" She lived in this remote station with her husband who she said had given his eyes for the revolution"
The blind prophet Tiresias
Public DomainThe blind prophet Tiresias - Credit: Johann Heinrich Füssli

Blindness has been depicted by different cultures in a variety of ways throughout history. In Judaeo-Christianity, blindness was sometimes brought upon a person so that the mercies of God could be manifest in that person through a cure. The Ancient Greeks viewed blindness as a punishment from the gods, for which the afflicted was often granted compensation in the form of artistic genius or prophetic powers.

Something of the Greek tradition can be found in McCarthy's depiction of the blind maestro in Cities of the Plain, who if not quite a Tiresian prophet at least possesses a wisdom suggested as concomitant with his blindness.

The blind soldier in The Crossing is a different case altogether, and the story of how he came to his condition is related in a parable that owes as much to Nietzsche's abyss as it does to Plato's cave.
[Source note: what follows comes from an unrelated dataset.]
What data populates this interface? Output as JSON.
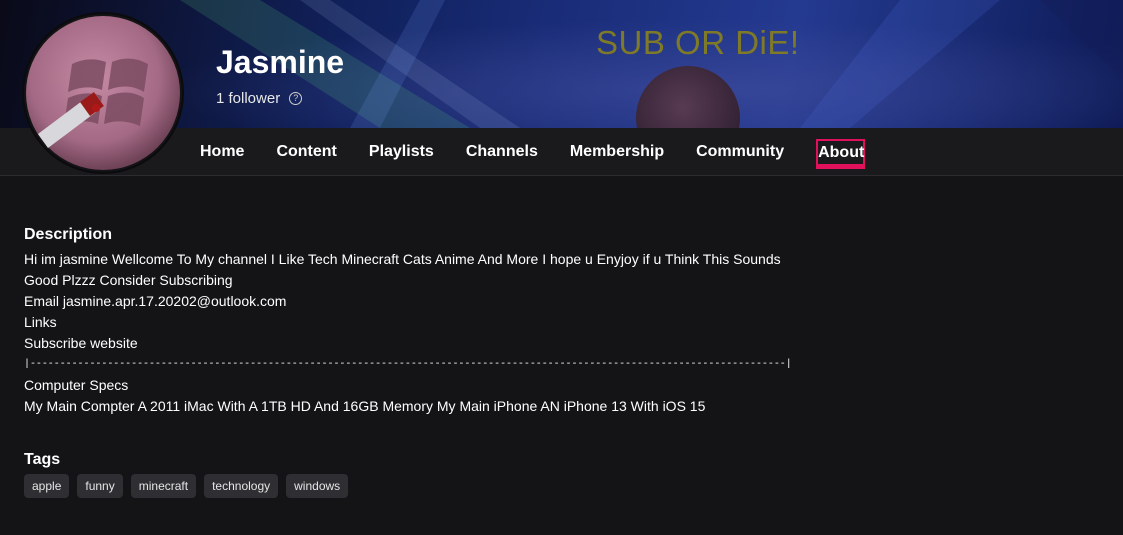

The only secret knowledge blindness has imparted upon the ex-revolutionary is that all of humanity lives in a condition of 'ultimate sightlessness':   

 

He said that the light of the world was in men’s eyes only for the world itself moved in eternal darkness and darkness was its true nature and true condition and that in this darkness it turned with perfect cohesion in all its part but that there was naught there to see. [p.283]